top of page
  • Writer's pictureVaishali A. Patel


Updated: May 3, 2021

Five ways I have learned detached compassion this past year:

Oh boy! as a parent this is a tough one for many of us to grasp.

There are times when you see your loved ones struggling with things in their lives. Are your children struggling in school or are having a tough time socially? You as a parent want to fix their problems or make their lives easier or better.

“I don’t want them to go through what I went through” is a normal and typical response from many parents when they see their children suffering.  However, we forget that what we went through is what made us who we are today.

Here are five things that have worked for me in this last year as my oldest is at college and going through a rough and hard learning experience of being an adult.

1. Success is in the struggle. Let your loved ones go through what they need to go through. Support them and guide them where you can and not get sucked in their struggles. This is detached compassion. Remind them that you are always here for them but you can not solve their problems or provide solutions.

2. Support and love without the drama: As much as you want to take away all the pain, there are times you get frustrated and don’t know what to say or do. Instead of completely shutting yourself out, give them the love they need by just listening.

3. You don’t need to solve anything: This is hard especially as mothers we want to fix things, if it’s about our little ones. Just listen and say I know this is hard but know that I love you and you will figure this out.

4. Teach them to believe in a higher power: One of the biggest message from the Bhagwat Gita (Hindu scripture) is that you do the work diligently and genuinely and leave the results up to God. When all else fails, pray and pray!

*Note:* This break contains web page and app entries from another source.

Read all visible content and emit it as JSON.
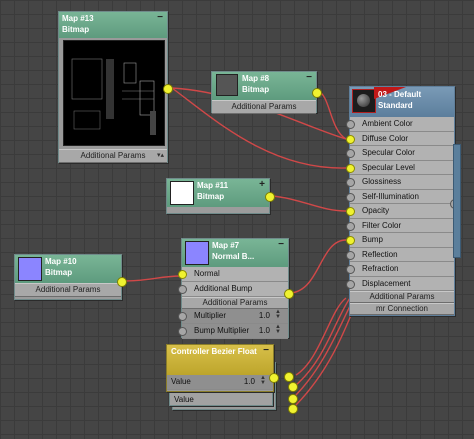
{
  "nodes": {
    "map13": {
      "title": "Map #13",
      "subtitle": "Bitmap",
      "footer": "Additional Params",
      "collapse": "−"
    },
    "map8": {
      "title": "Map #8",
      "subtitle": "Bitmap",
      "footer": "Additional Params",
      "collapse": "−"
    },
    "map11": {
      "title": "Map #11",
      "subtitle": "Bitmap",
      "collapse": "+"
    },
    "map10": {
      "title": "Map #10",
      "subtitle": "Bitmap",
      "footer": "Additional Params"
    },
    "map7": {
      "title": "Map #7",
      "subtitle": "Normal B...",
      "collapse": "−",
      "rows": [
        "Normal",
        "Additional Bump"
      ],
      "section": "Additional Params",
      "params": [
        {
          "label": "Multiplier",
          "value": "1.0"
        },
        {
          "label": "Bump Multiplier",
          "value": "1.0"
        }
      ]
    },
    "standard": {
      "title": "03 - Default",
      "subtitle": "Standard",
      "slots": [
        "Ambient Color",
        "Diffuse Color",
        "Specular Color",
        "Specular Level",
        "Glossiness",
        "Self-Illumination",
        "Opacity",
        "Filter Color",
        "Bump",
        "Reflection",
        "Refraction",
        "Displacement"
      ],
      "footer1": "Additional Params",
      "footer2": "mr Connection"
    },
    "controller": {
      "title": "Controller",
      "subtitle": "Bezier Float",
      "collapse": "−",
      "param": {
        "label": "Value",
        "value": "1.0"
      },
      "hidden_label": "Value"
    }
  },
  "colors": {
    "wire": "#d04848",
    "socket_active": "#f0f230",
    "node_header": "#6aa888",
    "controller_header": "#cbb33a"
  },
  "icons": [
    "collapse-icon",
    "expand-icon",
    "spinner-icon",
    "output-socket-icon",
    "input-socket-icon"
  ]
}
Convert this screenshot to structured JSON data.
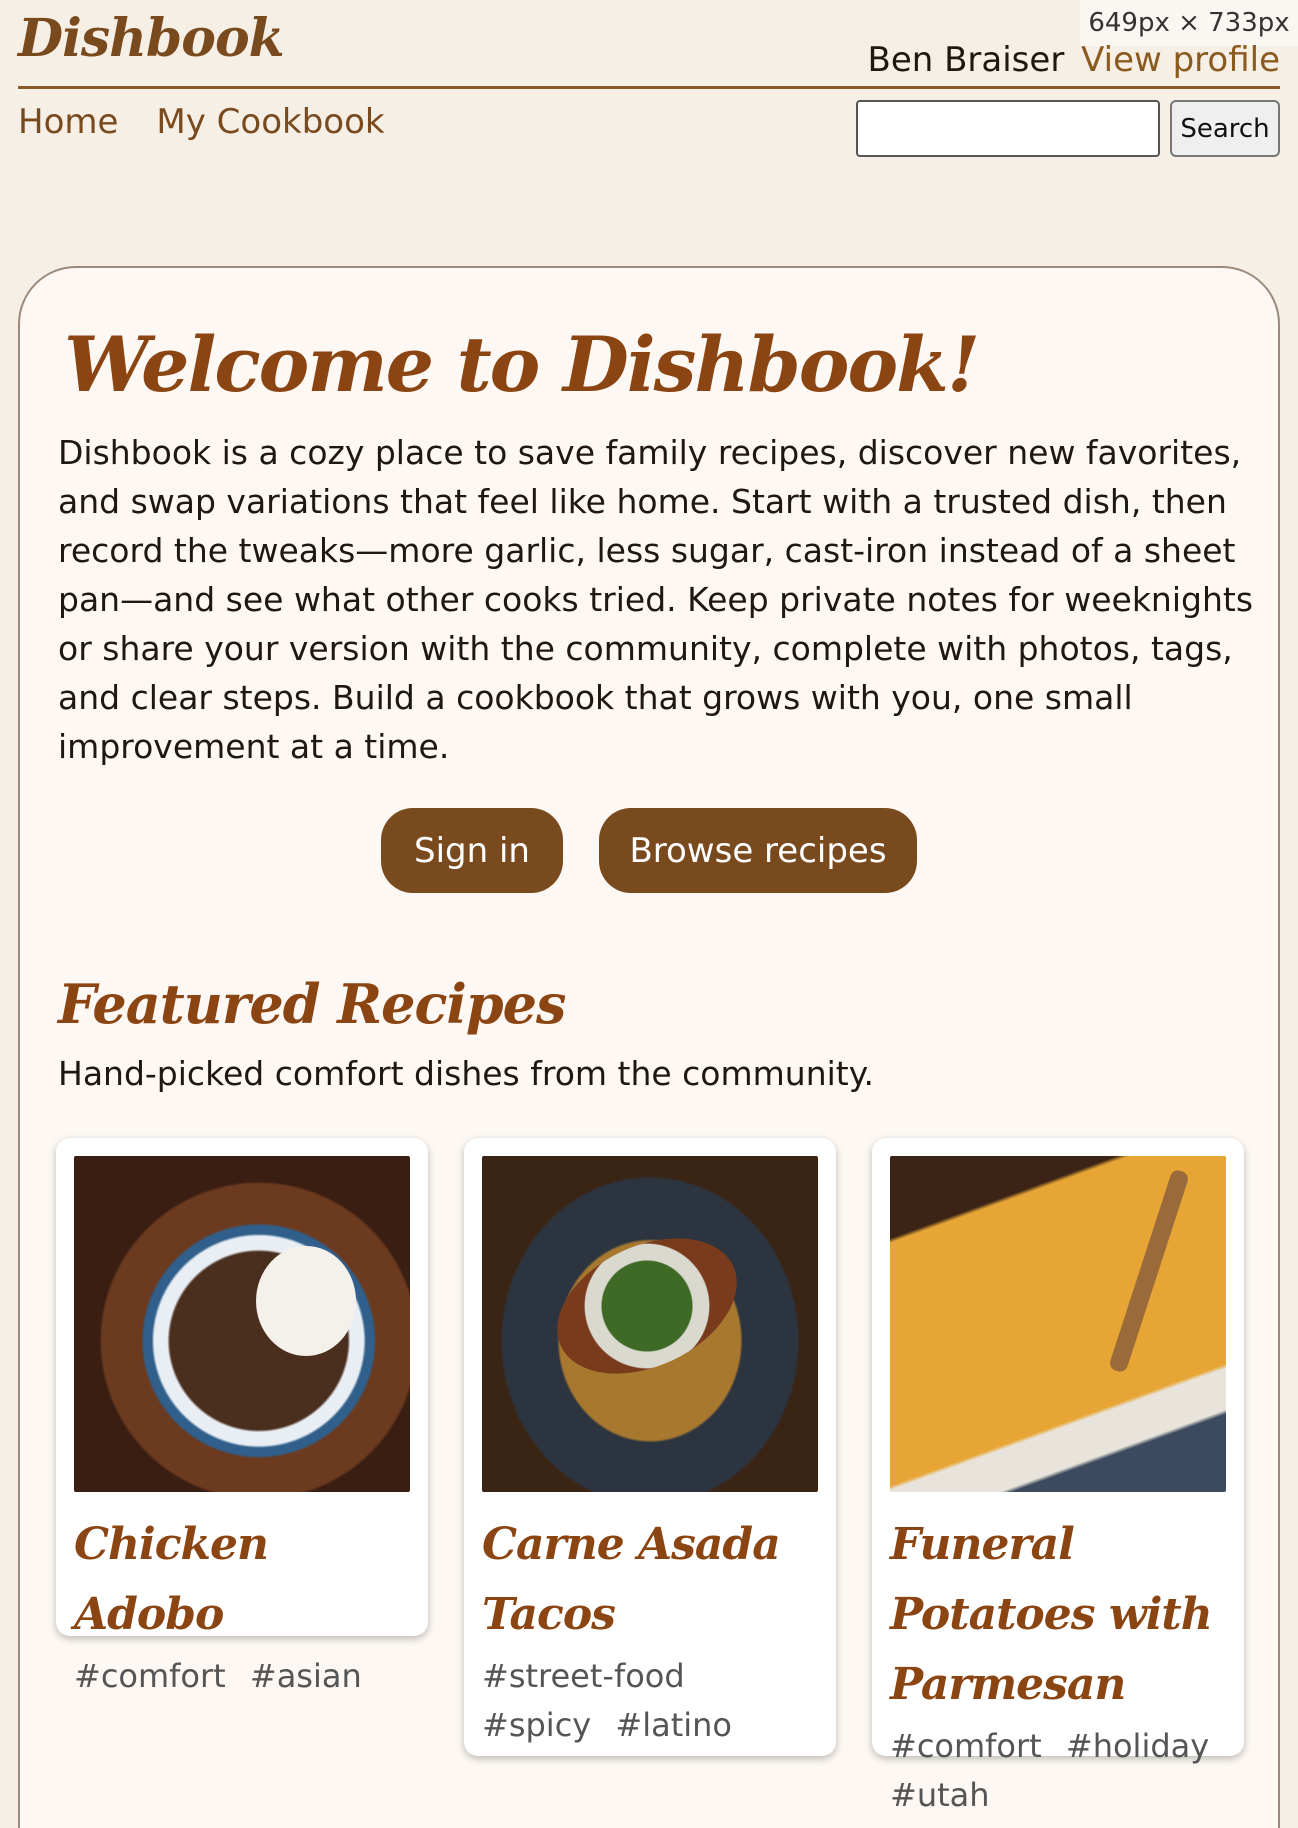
{
  "app": {
    "brand": "Dishbook"
  },
  "viewport_badge": "649px × 733px",
  "header": {
    "user_name": "Ben Braiser",
    "profile_link": "View profile"
  },
  "nav": {
    "items": [
      "Home",
      "My Cookbook"
    ]
  },
  "search": {
    "placeholder": "",
    "button_label": "Search"
  },
  "hero": {
    "title": "Welcome to Dishbook!",
    "body": "Dishbook is a cozy place to save family recipes, discover new favorites, and swap variations that feel like home. Start with a trusted dish, then record the tweaks—more garlic, less sugar, cast-iron instead of a sheet pan—and see what other cooks tried. Keep private notes for weeknights or share your version with the community, complete with photos, tags, and clear steps. Build a cookbook that grows with you, one small improvement at a time.",
    "signin_label": "Sign in",
    "browse_label": "Browse recipes"
  },
  "featured": {
    "title": "Featured Recipes",
    "subtitle": "Hand-picked comfort dishes from the community.",
    "recipes": [
      {
        "title": "Chicken Adobo",
        "tags": [
          "#comfort",
          "#asian"
        ],
        "image": "chicken-adobo"
      },
      {
        "title": "Carne Asada Tacos",
        "tags": [
          "#street-food",
          "#spicy",
          "#latino"
        ],
        "image": "carne-asada-tacos"
      },
      {
        "title": "Funeral Potatoes with Parmesan",
        "tags": [
          "#comfort",
          "#holiday",
          "#utah"
        ],
        "image": "funeral-potatoes"
      }
    ]
  },
  "colors": {
    "accent": "#7a4a1f",
    "heading": "#8b4513",
    "background": "#f6efe6",
    "card": "#fdf8f3"
  }
}
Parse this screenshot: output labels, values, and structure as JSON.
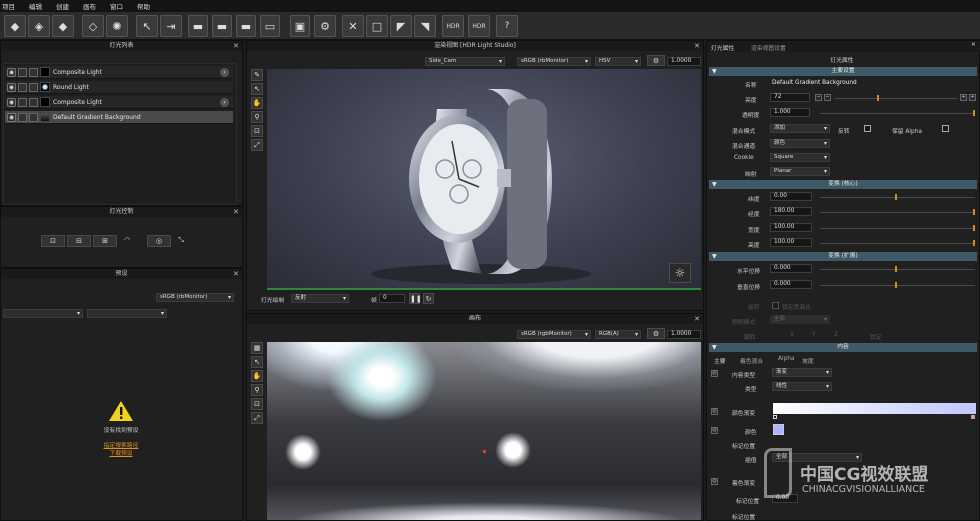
{
  "menu": [
    "项目",
    "编辑",
    "创建",
    "画布",
    "窗口",
    "帮助"
  ],
  "toolbar": {
    "hdr1": "HDR",
    "hdr2": "HDR",
    "help": "?"
  },
  "light_list": {
    "title": "灯光列表",
    "rows": [
      {
        "name": "Composite Light",
        "selected": false
      },
      {
        "name": "Round Light",
        "selected": false
      },
      {
        "name": "Composite Light",
        "selected": false
      },
      {
        "name": "Default Gradient Background",
        "selected": true
      }
    ]
  },
  "light_control": {
    "title": "灯光控制"
  },
  "presets": {
    "title": "预设",
    "color_space": "sRGB (rbMonitor)",
    "warning": "没有找到预设",
    "link1": "指定搜索路径",
    "link2": "下载预设"
  },
  "render_view": {
    "title": "渲染视图 [HDR Light Studio]",
    "camera": "Side_Cam",
    "color_space": "sRGB (rbMonitor)",
    "mode": "HSV",
    "value": "1.0000",
    "paint_label": "灯光绘制",
    "paint_mode": "反射",
    "frame_label": "帧",
    "frame_value": "0"
  },
  "canvas": {
    "title": "画布",
    "color_space": "sRGB (rgbMonitor)",
    "mode": "RGB(A)",
    "value": "1.0000"
  },
  "props": {
    "tab1": "灯光属性",
    "tab2": "渲染视图设置",
    "title": "灯光属性",
    "sec_main": "主要设置",
    "name_label": "名称",
    "name_value": "Default Gradient Background",
    "brightness_label": "亮度",
    "brightness_value": "72",
    "opacity_label": "透明度",
    "opacity_value": "1.000",
    "blend_label": "混合模式",
    "blend_value": "添加",
    "invert_label": "反转",
    "keep_alpha_label": "保留 Alpha",
    "blend_channel_label": "混合通道",
    "blend_channel_value": "颜色",
    "cookie_label": "Cookie",
    "cookie_value": "Square",
    "mapping_label": "映射",
    "mapping_value": "Planar",
    "sec_transform": "变换 (核心)",
    "lat_label": "纬度",
    "lat_value": "0.00",
    "lon_label": "经度",
    "lon_value": "180.00",
    "width_label": "宽度",
    "width_value": "100.00",
    "height_label": "高度",
    "height_value": "100.00",
    "sec_transform_ext": "变换 (扩展)",
    "hoff_label": "水平位移",
    "hoff_value": "0.000",
    "voff_label": "垂直位移",
    "voff_value": "0.000",
    "rotate_label": "旋转",
    "lock_aspect_label": "锁定宽高比",
    "light_mode_label": "照明模式",
    "light_mode_value": "全部",
    "flip_label": "翻转",
    "flip_x": "X",
    "flip_y": "Y",
    "flip_z": "Z",
    "lock_label": "锁定",
    "sec_content": "内容",
    "ctab_main": "主要",
    "ctab_blend": "着色混合",
    "ctab_alpha": "Alpha",
    "ctab_ramp": "坡度",
    "content_type_label": "内容类型",
    "content_type_value": "渐变",
    "type_label": "类型",
    "type_value": "线性",
    "gradient_label": "颜色渐变",
    "color_label": "颜色",
    "marker_label": "标记位置",
    "interp_label": "插值",
    "interp_value": "全部",
    "blend_grad_label": "着色渐变",
    "marker2_label": "标记位置",
    "marker2_value": "0.00",
    "marker3_label": "标记位置"
  },
  "watermark": {
    "cn": "中国CG视效联盟",
    "en": "CHINACGVISIONALLIANCE"
  },
  "colors": {
    "accent": "#d08a2a",
    "section": "#3f5a66",
    "green_bar": "#2a8a3a"
  }
}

5. Remind them everything is temporary: Although their problem may seem so overwhelming and overpowering, nothing in this life time lasts forever. Divert their mind on to positive and fun memories and remind them this too shall pass!

In the end, this works the best for me:

“I love you and I trust that you will sort this out. I will pray for you to have strength to deal with this. I believe in you even if you don’t believe in yourself right now. You are stronger than you are able to see, I am always here for you!”

For more parenting tips, sign up for my email list:

61 views0 comments

Recent Posts

See All


bottom of page